A View from the Cable Cars

Smiles before the Rain

The rest of the week has been busy with our work, with a few walks and activities along the way. We have been in South and Central America for our history this week, and we had fun using the Mayan number system as part of this.

Mayan Numbers

One of our regular walks takes us through a small wood, which is an especially lovely place to walk at the moment.

Bluebells

Next week, we have our first birthday of the year when my 7 year old turns 8. He's anticipating his birthday with much excitement, including a request for pancakes for breakfast, and being allowed to help make his own cake. The other children have been working hard making presents for him, so we are all looking forward to the celebrations.
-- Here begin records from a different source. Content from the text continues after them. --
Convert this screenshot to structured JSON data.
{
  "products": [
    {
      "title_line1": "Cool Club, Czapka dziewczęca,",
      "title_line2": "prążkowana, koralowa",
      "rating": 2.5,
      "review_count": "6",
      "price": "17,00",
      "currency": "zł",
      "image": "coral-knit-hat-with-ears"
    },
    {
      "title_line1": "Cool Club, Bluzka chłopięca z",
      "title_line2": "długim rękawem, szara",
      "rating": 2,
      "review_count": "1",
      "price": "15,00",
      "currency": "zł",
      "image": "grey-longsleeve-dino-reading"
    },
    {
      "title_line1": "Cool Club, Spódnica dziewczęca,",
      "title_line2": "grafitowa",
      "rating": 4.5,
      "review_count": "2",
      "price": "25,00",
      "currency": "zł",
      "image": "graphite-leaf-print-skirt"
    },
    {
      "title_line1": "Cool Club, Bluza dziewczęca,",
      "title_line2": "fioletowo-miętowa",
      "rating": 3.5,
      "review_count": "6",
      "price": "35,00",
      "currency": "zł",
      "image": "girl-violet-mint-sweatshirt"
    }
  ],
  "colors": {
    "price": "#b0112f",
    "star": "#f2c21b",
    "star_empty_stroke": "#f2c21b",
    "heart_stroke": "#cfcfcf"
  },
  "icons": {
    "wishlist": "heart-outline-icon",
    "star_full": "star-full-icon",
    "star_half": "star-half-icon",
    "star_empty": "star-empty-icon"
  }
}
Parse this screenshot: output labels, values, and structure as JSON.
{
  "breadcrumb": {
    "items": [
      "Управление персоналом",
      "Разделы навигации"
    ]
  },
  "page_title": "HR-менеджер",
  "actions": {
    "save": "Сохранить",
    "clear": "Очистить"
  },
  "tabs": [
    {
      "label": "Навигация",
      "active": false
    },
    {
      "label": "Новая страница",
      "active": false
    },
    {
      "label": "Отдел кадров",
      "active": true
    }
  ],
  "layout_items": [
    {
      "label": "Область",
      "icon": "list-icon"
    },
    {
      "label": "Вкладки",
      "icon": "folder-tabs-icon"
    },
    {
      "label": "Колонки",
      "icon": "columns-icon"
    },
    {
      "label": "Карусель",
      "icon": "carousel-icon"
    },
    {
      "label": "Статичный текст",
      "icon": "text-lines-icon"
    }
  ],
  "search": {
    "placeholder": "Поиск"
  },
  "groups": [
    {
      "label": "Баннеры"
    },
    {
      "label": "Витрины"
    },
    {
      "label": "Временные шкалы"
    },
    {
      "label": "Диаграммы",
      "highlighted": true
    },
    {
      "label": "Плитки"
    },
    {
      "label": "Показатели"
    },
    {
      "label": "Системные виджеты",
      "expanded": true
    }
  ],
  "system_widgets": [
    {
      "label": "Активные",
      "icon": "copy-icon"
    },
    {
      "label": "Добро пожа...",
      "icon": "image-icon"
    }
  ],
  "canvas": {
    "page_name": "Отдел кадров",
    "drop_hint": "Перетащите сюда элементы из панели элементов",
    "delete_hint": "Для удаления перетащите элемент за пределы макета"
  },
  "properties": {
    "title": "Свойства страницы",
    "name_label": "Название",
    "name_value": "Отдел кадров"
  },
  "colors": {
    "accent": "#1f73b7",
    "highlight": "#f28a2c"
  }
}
Thursday, 4 May 2017

Day-to-Day Life - Home Education in Pictures

Often I am asked what a normal day is like for us. We have a fairly structured approach to home education, but this still leaves plenty of time for all kinds of fun.

In photos, here are some of the typical activities you might see in our day to day lives:

1) A Day Plan. The diary comes out at the beginning of the day as everyone likes to know how much we are hoping to get done. Ticking items off is very satisfying.

My Home Education Planning Diary


2) Book Work. This is my marking box at the end of a day's work - they manage to get plenty done, and this takes up the largest amount of time in any given day. This isn't all the work they do as some things just need looking over as they do them.

A Full Marking Box

3) Cuddling Pets. The hamster is out most of the day, keeping my eldest company while he works. The guinea pigs are outside at this time of year, but still receive plenty of cuddles.

My 11 Year Old with his Hamster

4) Cooking. Not every day - no one could manage that much cake - but baking is a very popular activity.

My 9 Year Old and a Cake He Made


Baking Fun

5) Board Games. The children often get board games out to play together. Even the 5 year old is remarkably competent and even beats her brothers at times. I've written here and here about some of our favourite games.

Ticket to Ride

6) Hands-on Learning. Usually this happens in science or history, where the curriculum has good ideas for activities (so I don't have to think of any!). 

Science - Learning about Friction

Practising Mayan Numbers for History

7) Mess. Mud or paint or glue or cake mix everywhere. Or, on one unfortunate occasion recently, pictures in permanent marker drawn on arms. 

A Particularly Sandy Trip to the Park

8) Multi-tasking. My recipe book stand often has a child's text book on so that I can teach and cook at the same time. With 4 children all working at the same time, I'm often needed all over the place at once. Sometimes I can deploy children to help each other for a while, or arrange the work so that I can help one at a time, but often it is an opportunity for children to learn patience.

Ironing and Teaching Spelling

9) Day Trips. Again, not every day or every week, but we often make trips to museums or other places of interest as an important supplement to our learning. We make the most of being able to make visits during term time when places are often a little quieter.

British Museum Trip

10) Books. We all love to read - which is a real delight to me. It is rare that we go anywhere without at least some children taking a book in readiness for a quiet moment. I also set a wide range of books for the children, and spend the first chunk of time after breakfast reading aloud. This is a very popular bit of the day.

Books at the Park

11) Outdoors. We aim to go for a walk daily. Sometimes this is just a trip to the local playground, sometimes a longer nature walk. Even when we are all a bit tired, it lifts us all a bit to get some fresh air.

A Walk in our Local Park

12) Bible. God's Word is at the heart of what we aim to do in our family - from morning devotions over breakfast to conversations in the park, from formal sessions during our home education day to Bible reading at bed time. 

Psalm 1 Picture